investment but also its composition. Although there may be social benefits of housing construction, as a result of the tax system’ s bias, approximately one-third of net private investment goes into owner-occupied housing, penalizing more productive corporate investment (Jorgenson and Yun, 1990; Poterba, 1992). To the extent international debt markets are integrated, reduced residential investment would not translate directly into increased investment in plant and equipment. Nevertheless, at least half of the value of residential real estate in the United States is equity financed, and a substantial part of the equity freed by reduced residential investment would be available for other investments, including plant and equipment. Moreover, given the tax system, investment in residential real estate has a highly favorable bias and plant and equipment are relatively disadvantaged. Reducing this disparity would eventually tilt the nation’s overall investment portfolio more in favor of the corporate sector.

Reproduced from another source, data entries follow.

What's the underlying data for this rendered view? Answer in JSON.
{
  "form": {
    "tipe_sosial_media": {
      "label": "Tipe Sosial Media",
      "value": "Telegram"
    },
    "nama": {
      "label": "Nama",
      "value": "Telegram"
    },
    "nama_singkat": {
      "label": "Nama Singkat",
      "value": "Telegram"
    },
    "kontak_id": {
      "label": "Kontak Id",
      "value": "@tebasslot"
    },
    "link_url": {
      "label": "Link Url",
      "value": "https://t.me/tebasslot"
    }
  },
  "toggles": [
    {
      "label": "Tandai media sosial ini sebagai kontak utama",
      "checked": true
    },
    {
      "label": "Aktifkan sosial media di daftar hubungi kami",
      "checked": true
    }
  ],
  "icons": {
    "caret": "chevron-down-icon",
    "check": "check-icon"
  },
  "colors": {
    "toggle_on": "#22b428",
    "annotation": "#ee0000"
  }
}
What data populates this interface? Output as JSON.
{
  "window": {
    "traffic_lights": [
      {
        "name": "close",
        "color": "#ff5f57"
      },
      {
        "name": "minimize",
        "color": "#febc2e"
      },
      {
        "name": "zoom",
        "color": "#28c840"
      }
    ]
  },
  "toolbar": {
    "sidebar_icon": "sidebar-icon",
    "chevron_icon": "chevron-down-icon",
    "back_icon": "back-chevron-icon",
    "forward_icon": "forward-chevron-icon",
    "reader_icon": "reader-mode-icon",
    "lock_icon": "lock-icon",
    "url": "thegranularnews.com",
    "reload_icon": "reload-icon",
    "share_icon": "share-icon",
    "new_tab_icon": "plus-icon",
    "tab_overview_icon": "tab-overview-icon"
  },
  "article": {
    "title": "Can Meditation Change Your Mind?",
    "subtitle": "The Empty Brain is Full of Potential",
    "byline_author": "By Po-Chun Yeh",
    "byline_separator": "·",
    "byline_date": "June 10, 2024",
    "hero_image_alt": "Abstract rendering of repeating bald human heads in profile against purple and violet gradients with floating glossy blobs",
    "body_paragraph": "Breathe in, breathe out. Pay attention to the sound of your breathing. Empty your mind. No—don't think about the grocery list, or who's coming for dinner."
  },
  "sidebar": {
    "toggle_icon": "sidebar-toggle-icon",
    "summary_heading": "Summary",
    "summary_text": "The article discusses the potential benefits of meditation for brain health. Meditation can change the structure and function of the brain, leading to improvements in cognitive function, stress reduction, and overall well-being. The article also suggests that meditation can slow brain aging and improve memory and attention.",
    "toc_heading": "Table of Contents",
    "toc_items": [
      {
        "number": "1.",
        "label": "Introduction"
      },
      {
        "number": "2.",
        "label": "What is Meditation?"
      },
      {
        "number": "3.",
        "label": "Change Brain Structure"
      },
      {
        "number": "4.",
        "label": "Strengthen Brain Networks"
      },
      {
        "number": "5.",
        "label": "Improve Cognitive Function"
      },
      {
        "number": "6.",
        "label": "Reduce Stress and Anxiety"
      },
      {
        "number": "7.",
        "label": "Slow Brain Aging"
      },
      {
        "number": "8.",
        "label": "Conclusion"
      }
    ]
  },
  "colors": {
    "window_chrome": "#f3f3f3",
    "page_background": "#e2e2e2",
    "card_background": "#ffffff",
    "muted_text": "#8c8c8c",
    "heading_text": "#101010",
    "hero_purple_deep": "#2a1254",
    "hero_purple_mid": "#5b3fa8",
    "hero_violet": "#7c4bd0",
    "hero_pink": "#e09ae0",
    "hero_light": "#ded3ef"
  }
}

Reducing the maximum mortgage principal eligible for interest deductions to $300,000 would yield additional revenues, estimated at $4 billion to $5 billion per year according to the Joint Tax Committee and the Congressional Budget Office (1994). The board believes that, pending conversion to a consumption tax system, some of the revenues generated by this measure should be used to lower the taxes on the returns from corporate investment, thereby lowering the cost of capital. We favor two proposals. The first is elimination of the double taxation of corporate/divided income flows.

Relative to other countries, the United States, through its double taxation policy, penalizes equity investment and increases the wedge between the cost of funds and the cost of capital, a condition that has prevailed for some time but attracted considerably more notice with the emergence of aggressive foreign competition and the decline in the growth rate of productivity.20 This double taxation is mitigated by three factors: corporations retain income, thus deferring the tax; financial investors can defer taxation of the capital gains portion of the return by holding the stock; and there is a class of tax-exempt or tax-deferred investors, primarily pension funds, that are in whole or in part relieved of the corporate income tax. Nevertheless, the double taxation penalty on taxable income flows at today’s higher marginal personal and corporate tax rates can be quite dramatic. Consider an individual investor who


This double taxation has led to an increase in corporate leveraging in buyouts (because interest is deductible but dividends are not) and hence to a reduction in government revenues. With the increase in marginal tax rates contained in the 1993 tax act, both at the corporate and individual levels, this double taxation became more of a hindrance to additional capital investment.

The National Academies | 500 Fifth St. N.W. | Washington, D.C. 20001
Copyright © National Academy of Sciences. All rights reserved.
Terms of Use and Privacy Statement